County Executive Steinhaus said, “I am delighted our partnership with the Town and Village of Rhinebeck, both Greenway Compact communities, will provide opportunities to expand recreational facilities and create new trail connections between the Village and the Hudson River. Rhinebeck resident and Winnakee Land Trust President Sally Mazzarella first brought the Rhineson project to my attention and has been a passionate champion helping to shepard it to a successful conclusion.”
Sally Mazzarella said, “I am grateful to Bill Steinhaus and Roger Akeley and all the Dutchess County government staff that I have worked with. Their support throughout this process is truly valued. This project is important to the people of Rhinebeck and is a cause for celebration.”
The 71.94-acre property adjacent to the Starr Library was acquired jointly by the Town and Village in 2002 with municipal funding and grants from the Dyson Foundation and from the Thomas Thompson Trust. Additional acreage was acquired simultaneously for private use. The Rhineson property has since been renamed the Thomas Thompson Recreational and Cultural Park in recognition of the foundation’s crucial support.
Since the County’s open space funds may not be used to acquire buildings or building sites, a single acre has been set aside for future construction of a community center. Dutchess County has negotiated a conservation easement that will restrict the remaining 70.94 acres to recreational uses available to all County residents.
The County Executive also noted that local municipal financial participation is crucial to the success of the County’s acquisition programs. “The County must have local government funding partners—if protecting a special property is important to local residents, then we look for a commitment from their local elected officials.”

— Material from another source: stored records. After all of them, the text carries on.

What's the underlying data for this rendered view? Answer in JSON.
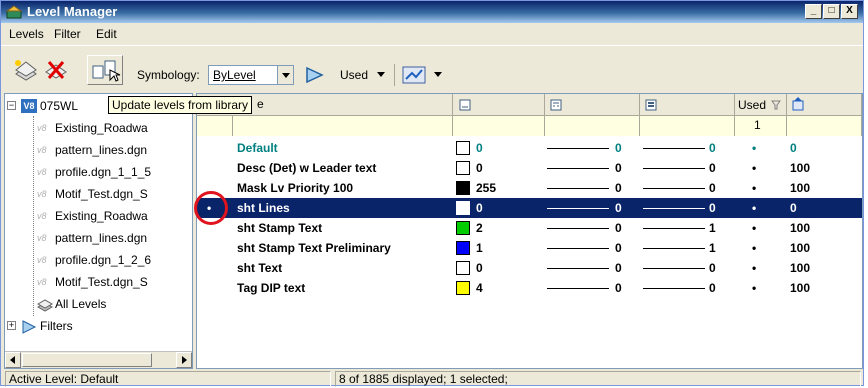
{
  "window": {
    "title": "Level Manager",
    "controls": {
      "minimize": "_",
      "maximize": "□",
      "close": "X"
    }
  },
  "menu": {
    "items": [
      "Levels",
      "Filter",
      "Edit"
    ]
  },
  "toolbar": {
    "symbology_label": "Symbology:",
    "symbology_value": "ByLevel",
    "used_label": "Used"
  },
  "tooltip": "Update levels from library",
  "tree": {
    "root": "075WL",
    "children": [
      "Existing_Roadwa",
      "pattern_lines.dgn",
      "profile.dgn_1_1_5",
      "Motif_Test.dgn_S",
      "Existing_Roadwa",
      "pattern_lines.dgn",
      "profile.dgn_1_2_6",
      "Motif_Test.dgn_S"
    ],
    "all_levels": "All Levels",
    "filters": "Filters"
  },
  "grid": {
    "header_name_fragment": "e",
    "header_used": "Used",
    "filter_used_value": "1",
    "rows": [
      {
        "name": "Default",
        "color": "#ffffff",
        "color_num": "0",
        "style": "0",
        "weight": "0",
        "used_mark": "•",
        "used": "0",
        "active": true
      },
      {
        "name": "Desc (Det) w Leader text",
        "color": "#ffffff",
        "color_num": "0",
        "style": "0",
        "weight": "0",
        "used_mark": "•",
        "used": "100"
      },
      {
        "name": "Mask Lv Priority 100",
        "color": "#000000",
        "color_num": "255",
        "style": "0",
        "weight": "0",
        "used_mark": "•",
        "used": "100"
      },
      {
        "name": "sht Lines",
        "color": "#ffffff",
        "color_num": "0",
        "style": "0",
        "weight": "0",
        "used_mark": "•",
        "used": "0",
        "selected": true,
        "marker": "•"
      },
      {
        "name": "sht Stamp Text",
        "color": "#00cc00",
        "color_num": "2",
        "style": "0",
        "weight": "1",
        "used_mark": "•",
        "used": "100"
      },
      {
        "name": "sht Stamp Text Preliminary",
        "color": "#0000ff",
        "color_num": "1",
        "style": "0",
        "weight": "1",
        "used_mark": "•",
        "used": "100"
      },
      {
        "name": "sht Text",
        "color": "#ffffff",
        "color_num": "0",
        "style": "0",
        "weight": "0",
        "used_mark": "•",
        "used": "100"
      },
      {
        "name": "Tag DIP text",
        "color": "#ffff00",
        "color_num": "4",
        "style": "0",
        "weight": "0",
        "used_mark": "•",
        "used": "100"
      }
    ]
  },
  "status": {
    "active_level": "Active Level: Default",
    "displayed": "8 of 1885 displayed; 1 selected;"
  },
  "colors": {
    "accent_teal": "#008080",
    "selection": "#0a246a",
    "highlight_circle": "#e0141e"
  }
}
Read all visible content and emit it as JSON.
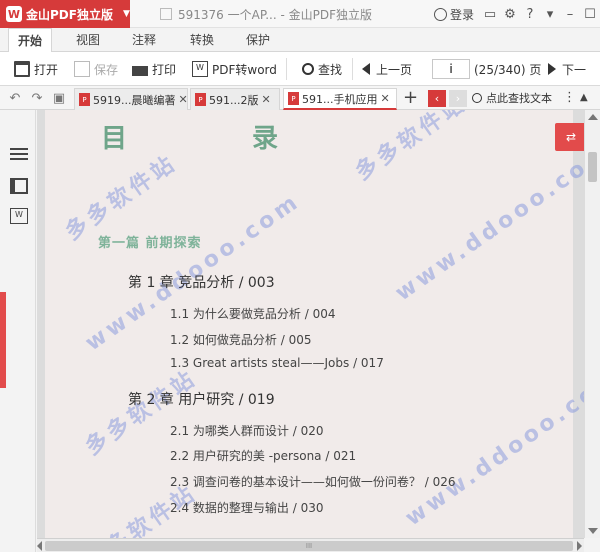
{
  "app": {
    "logo_text": "W",
    "name": "金山PDF独立版",
    "doc_title": "591376 一个AP... - 金山PDF独立版",
    "login_label": "登录"
  },
  "menu": {
    "tabs": [
      "开始",
      "视图",
      "注释",
      "转换",
      "保护"
    ],
    "active": "开始"
  },
  "toolbar": {
    "open": "打开",
    "save": "保存",
    "print": "打印",
    "pdf_to_word": "PDF转word",
    "find": "查找",
    "prev_page": "上一页",
    "page_value": "i",
    "page_count": "(25/340) 页",
    "next_page": "下一"
  },
  "doc_tabs": [
    {
      "label": "5919...晨曦编著",
      "icon": "pdf-icon"
    },
    {
      "label": "591...2版",
      "icon": "pdf-icon"
    },
    {
      "label": "591...手机应用",
      "icon": "pdf-icon"
    }
  ],
  "find_text": "点此查找文本",
  "colors": {
    "accent": "#d63a3a",
    "toc_green": "#6fa58a",
    "watermark": "#7a8cdc"
  },
  "document": {
    "toc_title": "目 录",
    "part": "第一篇 前期探索",
    "entries": [
      {
        "type": "chapter",
        "text": "第 1 章  竞品分析   /   003"
      },
      {
        "type": "section",
        "text": "1.1   为什么要做竞品分析   /   004"
      },
      {
        "type": "section",
        "text": "1.2   如何做竞品分析   /   005"
      },
      {
        "type": "section",
        "text": "1.3   Great artists steal——Jobs   /   017"
      },
      {
        "type": "chapter",
        "text": "第 2 章  用户研究   /   019"
      },
      {
        "type": "section",
        "text": "2.1   为哪类人群而设计   /   020"
      },
      {
        "type": "section",
        "text": "2.2   用户研究的美 -persona   /   021"
      },
      {
        "type": "section",
        "text": "2.3   调查问卷的基本设计——如何做一份问卷？   /   026"
      },
      {
        "type": "section",
        "text": "2.4   数据的整理与输出   /   030"
      }
    ],
    "watermarks": [
      "多多软件站",
      "www.ddooo.com",
      "多多软件站",
      "www.ddooo.com",
      "多多软件站",
      "www.ddooo.com",
      "多多软件站"
    ]
  },
  "scrollbar": {
    "h_grip": "III"
  }
}
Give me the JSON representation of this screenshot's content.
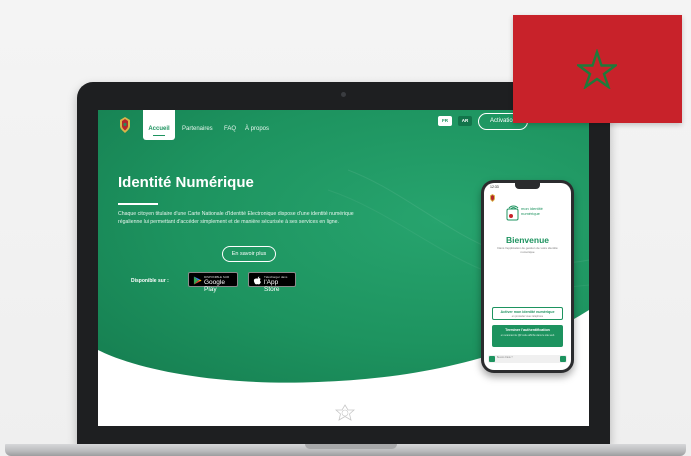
{
  "nav": {
    "active": "Accueil",
    "links": [
      "Partenaires",
      "FAQ",
      "À propos"
    ],
    "lang_fr": "FR",
    "lang_ar": "AR",
    "activate": "Activation"
  },
  "hero": {
    "title": "Identité Numérique",
    "description": "Chaque citoyen titulaire d'une Carte Nationale d'Identité Electronique dispose d'une identité numérique régalienne lui permettant d'accéder simplement et de manière sécurisée à ses services en ligne.",
    "learn_more": "En savoir plus",
    "available_on": "Disponible sur :"
  },
  "stores": {
    "google_small": "DISPONIBLE SUR",
    "google_big": "Google Play",
    "apple_small": "Télécharger dans",
    "apple_big": "l'App Store"
  },
  "phone": {
    "time": "12:33",
    "logo_text": "mon identité numérique",
    "welcome": "Bienvenue",
    "subtitle": "Dans l'application de gestion de votre identité numérique",
    "activate_title": "Activer mon identité numérique",
    "activate_sub": "en procédez avec téléphone",
    "finish_title": "Terminer l'authentification",
    "finish_sub": "en scannant le QR code affiché dans le site web",
    "bottom_hint": "Besoin d'aide ?"
  },
  "colors": {
    "green": "#1d935f",
    "flag_red": "#c8222a",
    "star_green": "#1f7a3a"
  },
  "icons": [
    "royal-crest-icon",
    "google-play-icon",
    "apple-icon",
    "star-icon",
    "id-logo-icon",
    "ornament-icon"
  ]
}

Town of Rhinebeck Supervisor Dennis McGuire said: “This project has been a true community effort. We are now developing a master plan to put the park to the best possible use for our residents. We appreciate County Executive Steinhaus’ participation and support.”
The Rhinebeck Town Board approved the conservation easement on October 3; the Village must also approve the agreement. County Executive Steinhaus will now submit the proposal to the County Legislature which is then required to hold a public hearing on the project before final action on the grant. The public hearing is expected to take place in December.
Since the establishment of the Matching Grant Program the Dutchess County Planning Board has recommended approximately $3.9 million for open space and farmland proposals that would protect 1,790 acres. The Board anticipates an increase in applications as communities commit to local participation. The County Executive has committed $7 million to the program to date, with the goal of protecting at least 10,000 acres of resources over the coming decade.